Republican virtue and material success, often at odds, struck a harmonious chord in such still lifes by Peale and King. Virtue, a common term in the political parlance of the era, was connected not just with thrift and frugality but also with wholesomeness, productivity public-spiritedness, and personal and national independence.
I had another affirming moment for my Subscription Photography methods this week. I stopped in for a drink/food with friends and noticed we all ordered a different drink. 5 minutes later I had enough photography to post throughout the week as well as plenty of time left in my clients subscription to work on some future projects.
Getting the best photo is often a matter if being in the right place at the right time, part of being embedded is to fully know what is going on, what to look for, and to get to the “right place” when the time comes.
This is what the right 5 minutes of time looks like: See them posted on Instagram.
This project is knowingly in collaboration with Spring Sweet, and unknowingly with the Holland City road construction happening on Central Ave.
I leveraged a personal friends birthday party and the hot mess that road construction can be to create a photogenic and shareable party that highlighted the stylings of the Spring Sweet store.
Total time from idea to set up was 3 hours: a great example of what the Subscription plan can do in terms of creating better opportunities for good photography and shareable content.
I shouldn’t post so many photos at once, but this dinner was “on-fleek” as the less-than-cool kids are saying.
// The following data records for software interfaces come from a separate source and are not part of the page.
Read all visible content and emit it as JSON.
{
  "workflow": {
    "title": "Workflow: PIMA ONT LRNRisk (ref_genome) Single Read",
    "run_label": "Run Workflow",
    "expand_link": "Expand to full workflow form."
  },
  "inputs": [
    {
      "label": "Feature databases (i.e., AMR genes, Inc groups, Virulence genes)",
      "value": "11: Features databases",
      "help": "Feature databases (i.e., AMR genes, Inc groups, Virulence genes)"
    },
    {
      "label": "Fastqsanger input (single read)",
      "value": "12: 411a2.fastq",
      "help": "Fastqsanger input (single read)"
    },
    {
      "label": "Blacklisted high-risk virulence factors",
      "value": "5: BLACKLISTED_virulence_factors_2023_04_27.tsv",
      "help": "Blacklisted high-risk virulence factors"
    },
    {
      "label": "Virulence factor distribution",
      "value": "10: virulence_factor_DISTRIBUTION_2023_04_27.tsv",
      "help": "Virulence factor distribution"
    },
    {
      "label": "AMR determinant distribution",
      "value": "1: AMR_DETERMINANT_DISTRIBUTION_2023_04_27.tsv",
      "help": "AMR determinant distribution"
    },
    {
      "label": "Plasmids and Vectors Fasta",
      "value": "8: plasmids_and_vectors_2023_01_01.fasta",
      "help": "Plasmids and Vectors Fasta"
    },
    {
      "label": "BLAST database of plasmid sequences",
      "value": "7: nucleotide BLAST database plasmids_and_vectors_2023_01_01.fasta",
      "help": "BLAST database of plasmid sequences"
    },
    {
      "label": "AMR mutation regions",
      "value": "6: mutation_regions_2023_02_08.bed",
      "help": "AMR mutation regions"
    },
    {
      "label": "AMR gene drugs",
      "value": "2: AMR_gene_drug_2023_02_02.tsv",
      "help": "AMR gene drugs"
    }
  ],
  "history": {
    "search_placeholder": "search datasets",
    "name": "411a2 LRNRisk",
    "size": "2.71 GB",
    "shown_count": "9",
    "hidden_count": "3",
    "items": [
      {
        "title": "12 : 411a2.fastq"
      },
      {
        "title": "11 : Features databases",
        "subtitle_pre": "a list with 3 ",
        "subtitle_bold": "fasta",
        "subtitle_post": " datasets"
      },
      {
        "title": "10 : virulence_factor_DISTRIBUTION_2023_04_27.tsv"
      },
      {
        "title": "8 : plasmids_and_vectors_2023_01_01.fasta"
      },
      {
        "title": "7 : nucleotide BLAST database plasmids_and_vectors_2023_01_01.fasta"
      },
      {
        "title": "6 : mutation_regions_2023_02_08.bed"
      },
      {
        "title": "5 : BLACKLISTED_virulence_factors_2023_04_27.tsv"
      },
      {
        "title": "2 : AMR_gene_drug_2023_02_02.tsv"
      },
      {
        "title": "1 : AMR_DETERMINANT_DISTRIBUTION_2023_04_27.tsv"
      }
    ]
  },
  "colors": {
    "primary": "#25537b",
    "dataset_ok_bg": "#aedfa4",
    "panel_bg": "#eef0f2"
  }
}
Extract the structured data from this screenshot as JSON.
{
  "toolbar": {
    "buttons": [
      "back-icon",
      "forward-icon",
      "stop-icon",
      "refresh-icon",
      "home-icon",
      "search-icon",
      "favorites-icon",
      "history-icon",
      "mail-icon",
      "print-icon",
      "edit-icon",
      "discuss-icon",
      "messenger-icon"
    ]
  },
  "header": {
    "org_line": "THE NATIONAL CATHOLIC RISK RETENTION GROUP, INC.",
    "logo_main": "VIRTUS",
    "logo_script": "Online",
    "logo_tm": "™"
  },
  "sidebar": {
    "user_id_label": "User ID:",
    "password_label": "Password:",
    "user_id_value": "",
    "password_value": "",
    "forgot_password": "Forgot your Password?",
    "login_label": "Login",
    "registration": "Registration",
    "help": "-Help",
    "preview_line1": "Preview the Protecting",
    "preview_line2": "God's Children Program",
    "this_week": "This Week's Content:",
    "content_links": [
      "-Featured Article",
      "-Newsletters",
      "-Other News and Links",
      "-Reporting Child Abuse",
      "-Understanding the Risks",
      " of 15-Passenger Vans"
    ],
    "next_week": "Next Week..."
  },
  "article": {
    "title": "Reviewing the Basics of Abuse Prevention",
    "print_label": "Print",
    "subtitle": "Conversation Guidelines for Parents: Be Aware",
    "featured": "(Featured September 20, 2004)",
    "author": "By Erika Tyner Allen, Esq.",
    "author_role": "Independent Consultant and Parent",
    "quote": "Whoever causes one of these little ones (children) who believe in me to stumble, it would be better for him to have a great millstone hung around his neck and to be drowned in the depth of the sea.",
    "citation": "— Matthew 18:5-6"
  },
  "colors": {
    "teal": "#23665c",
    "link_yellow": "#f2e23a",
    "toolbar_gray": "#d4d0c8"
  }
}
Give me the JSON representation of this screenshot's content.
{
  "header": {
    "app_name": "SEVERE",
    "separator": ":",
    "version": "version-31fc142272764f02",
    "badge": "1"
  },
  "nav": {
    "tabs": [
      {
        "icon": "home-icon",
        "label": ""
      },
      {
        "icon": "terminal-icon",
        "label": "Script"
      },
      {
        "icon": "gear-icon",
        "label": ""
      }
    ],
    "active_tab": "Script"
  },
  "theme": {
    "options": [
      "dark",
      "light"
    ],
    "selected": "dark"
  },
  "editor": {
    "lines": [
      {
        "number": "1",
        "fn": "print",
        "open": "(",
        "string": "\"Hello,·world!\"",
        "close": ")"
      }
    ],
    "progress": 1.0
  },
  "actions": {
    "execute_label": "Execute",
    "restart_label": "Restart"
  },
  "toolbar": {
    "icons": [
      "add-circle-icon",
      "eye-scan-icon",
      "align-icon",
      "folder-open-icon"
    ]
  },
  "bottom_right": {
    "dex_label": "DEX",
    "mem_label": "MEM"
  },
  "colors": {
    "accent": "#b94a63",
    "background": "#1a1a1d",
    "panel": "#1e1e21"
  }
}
I approached The Southerner with hopes of working with them and it has so far been a joy. This will definitely be a restaurant that will not only be a local favorite but a destination.
I will be starting up their Instagram account and taking over their Facebook page shortly.